GIVEN RECORDS.
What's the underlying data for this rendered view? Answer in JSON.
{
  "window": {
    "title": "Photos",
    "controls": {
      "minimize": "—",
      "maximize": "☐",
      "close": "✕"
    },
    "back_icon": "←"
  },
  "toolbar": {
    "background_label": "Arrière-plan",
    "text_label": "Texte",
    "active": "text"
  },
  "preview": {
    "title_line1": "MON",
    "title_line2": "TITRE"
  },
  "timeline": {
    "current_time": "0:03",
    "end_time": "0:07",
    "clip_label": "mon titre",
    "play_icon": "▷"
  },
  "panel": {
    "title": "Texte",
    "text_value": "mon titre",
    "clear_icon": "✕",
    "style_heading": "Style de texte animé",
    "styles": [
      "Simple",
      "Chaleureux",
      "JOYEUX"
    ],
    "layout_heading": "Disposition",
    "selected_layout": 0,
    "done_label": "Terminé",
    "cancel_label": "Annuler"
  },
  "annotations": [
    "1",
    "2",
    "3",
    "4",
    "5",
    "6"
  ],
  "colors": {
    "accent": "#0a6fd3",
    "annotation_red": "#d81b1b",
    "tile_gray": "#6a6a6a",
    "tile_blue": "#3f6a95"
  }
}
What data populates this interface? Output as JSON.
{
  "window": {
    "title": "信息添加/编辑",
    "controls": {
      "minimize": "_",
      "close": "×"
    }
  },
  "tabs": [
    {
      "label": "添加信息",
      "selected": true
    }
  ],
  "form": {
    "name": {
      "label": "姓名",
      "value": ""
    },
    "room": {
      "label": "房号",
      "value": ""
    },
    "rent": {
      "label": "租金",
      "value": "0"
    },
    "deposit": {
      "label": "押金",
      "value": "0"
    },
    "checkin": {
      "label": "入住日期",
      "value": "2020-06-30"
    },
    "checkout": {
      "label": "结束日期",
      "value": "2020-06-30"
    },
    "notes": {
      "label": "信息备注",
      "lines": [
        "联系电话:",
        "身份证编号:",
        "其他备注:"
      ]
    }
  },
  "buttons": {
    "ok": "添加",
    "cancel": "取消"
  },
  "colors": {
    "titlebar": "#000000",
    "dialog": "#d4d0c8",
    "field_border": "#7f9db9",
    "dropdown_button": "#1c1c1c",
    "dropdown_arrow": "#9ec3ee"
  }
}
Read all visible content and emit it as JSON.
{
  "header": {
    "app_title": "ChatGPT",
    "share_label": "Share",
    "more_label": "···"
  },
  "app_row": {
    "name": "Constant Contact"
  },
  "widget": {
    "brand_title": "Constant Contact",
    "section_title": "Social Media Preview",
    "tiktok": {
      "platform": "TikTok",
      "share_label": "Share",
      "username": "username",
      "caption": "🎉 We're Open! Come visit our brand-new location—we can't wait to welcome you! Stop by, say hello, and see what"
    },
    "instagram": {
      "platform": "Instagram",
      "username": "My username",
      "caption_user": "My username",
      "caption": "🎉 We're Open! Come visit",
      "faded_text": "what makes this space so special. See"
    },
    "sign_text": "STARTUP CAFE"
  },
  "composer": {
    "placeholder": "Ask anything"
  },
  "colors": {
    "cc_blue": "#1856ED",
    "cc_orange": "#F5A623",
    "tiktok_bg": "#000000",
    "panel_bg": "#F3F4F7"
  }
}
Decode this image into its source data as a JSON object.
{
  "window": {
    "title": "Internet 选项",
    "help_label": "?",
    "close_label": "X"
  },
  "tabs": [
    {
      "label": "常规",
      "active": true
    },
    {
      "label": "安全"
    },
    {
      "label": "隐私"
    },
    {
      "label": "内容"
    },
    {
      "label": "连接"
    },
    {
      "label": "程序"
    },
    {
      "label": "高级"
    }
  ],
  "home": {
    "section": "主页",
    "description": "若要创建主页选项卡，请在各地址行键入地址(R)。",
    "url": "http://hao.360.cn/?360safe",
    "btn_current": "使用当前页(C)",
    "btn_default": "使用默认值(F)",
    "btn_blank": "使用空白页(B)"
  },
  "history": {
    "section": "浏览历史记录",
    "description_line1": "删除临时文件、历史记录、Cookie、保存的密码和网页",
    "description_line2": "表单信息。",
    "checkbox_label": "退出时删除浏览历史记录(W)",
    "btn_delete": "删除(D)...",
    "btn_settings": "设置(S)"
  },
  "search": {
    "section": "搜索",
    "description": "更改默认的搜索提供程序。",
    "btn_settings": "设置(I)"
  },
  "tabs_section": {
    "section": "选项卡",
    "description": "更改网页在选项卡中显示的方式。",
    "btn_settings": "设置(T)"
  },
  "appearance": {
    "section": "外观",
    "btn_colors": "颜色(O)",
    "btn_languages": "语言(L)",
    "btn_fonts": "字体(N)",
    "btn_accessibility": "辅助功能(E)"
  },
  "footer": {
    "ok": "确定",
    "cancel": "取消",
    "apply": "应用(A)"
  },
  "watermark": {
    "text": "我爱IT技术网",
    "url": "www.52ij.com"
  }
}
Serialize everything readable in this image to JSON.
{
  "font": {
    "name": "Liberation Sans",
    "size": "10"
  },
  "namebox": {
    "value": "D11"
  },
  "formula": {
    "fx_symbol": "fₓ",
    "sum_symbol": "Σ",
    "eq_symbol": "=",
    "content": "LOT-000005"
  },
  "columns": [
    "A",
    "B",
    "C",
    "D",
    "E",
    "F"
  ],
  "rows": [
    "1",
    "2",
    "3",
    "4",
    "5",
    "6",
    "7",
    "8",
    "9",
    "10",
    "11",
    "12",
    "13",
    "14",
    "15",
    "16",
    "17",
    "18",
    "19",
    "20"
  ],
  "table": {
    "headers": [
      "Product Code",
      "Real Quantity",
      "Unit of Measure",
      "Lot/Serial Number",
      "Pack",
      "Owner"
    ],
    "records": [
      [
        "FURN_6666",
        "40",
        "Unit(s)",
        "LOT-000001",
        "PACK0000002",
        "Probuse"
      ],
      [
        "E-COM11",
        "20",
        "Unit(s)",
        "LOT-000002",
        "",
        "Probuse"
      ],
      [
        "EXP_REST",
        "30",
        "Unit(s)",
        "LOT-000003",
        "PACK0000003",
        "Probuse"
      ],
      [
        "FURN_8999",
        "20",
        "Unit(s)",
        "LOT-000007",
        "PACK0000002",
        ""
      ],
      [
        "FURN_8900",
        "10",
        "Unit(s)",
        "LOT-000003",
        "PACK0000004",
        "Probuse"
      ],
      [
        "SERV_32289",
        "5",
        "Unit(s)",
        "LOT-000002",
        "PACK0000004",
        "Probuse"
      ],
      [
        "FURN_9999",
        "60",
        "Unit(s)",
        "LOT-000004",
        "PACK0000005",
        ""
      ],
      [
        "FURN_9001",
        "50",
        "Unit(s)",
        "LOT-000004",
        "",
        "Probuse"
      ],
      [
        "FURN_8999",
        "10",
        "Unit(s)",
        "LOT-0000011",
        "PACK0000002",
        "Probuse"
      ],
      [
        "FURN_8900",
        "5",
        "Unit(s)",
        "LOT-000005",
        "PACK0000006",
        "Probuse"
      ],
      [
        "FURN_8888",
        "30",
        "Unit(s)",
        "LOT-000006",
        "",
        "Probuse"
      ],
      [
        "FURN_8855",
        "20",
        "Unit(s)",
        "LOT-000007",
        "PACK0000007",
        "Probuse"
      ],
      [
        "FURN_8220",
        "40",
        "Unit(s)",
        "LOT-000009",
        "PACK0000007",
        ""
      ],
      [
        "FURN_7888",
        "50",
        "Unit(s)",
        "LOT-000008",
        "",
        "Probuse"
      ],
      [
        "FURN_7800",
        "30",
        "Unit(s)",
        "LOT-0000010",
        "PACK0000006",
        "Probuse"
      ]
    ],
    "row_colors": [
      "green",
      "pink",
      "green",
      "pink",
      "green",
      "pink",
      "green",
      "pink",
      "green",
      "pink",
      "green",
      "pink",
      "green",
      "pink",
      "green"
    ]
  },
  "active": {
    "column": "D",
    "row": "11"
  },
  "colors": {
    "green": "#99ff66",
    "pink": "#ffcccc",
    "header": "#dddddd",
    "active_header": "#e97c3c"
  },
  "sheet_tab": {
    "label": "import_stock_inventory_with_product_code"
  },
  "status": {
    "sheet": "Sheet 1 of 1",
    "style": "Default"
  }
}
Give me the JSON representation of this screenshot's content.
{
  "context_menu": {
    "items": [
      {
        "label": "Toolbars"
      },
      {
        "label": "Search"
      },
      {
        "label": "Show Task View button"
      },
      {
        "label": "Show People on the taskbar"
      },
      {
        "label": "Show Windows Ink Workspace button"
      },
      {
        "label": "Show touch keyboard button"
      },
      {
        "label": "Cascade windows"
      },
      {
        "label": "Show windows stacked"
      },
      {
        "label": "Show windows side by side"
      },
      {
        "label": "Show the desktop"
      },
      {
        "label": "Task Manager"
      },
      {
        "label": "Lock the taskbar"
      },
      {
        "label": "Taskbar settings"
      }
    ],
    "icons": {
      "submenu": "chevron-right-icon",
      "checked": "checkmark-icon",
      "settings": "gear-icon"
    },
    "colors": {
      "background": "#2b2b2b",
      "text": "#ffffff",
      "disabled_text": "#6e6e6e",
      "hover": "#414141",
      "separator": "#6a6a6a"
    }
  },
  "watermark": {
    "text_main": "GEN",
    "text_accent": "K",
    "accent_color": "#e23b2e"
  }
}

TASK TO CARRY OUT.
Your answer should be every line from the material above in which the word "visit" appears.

EXERCISE RESULT.
      "caption": "🎉 We're Open! Come visit our brand-new location—we can't wait to welcome you! Stop by, say hello, and see what"
      "caption": "🎉 We're Open! Come visit",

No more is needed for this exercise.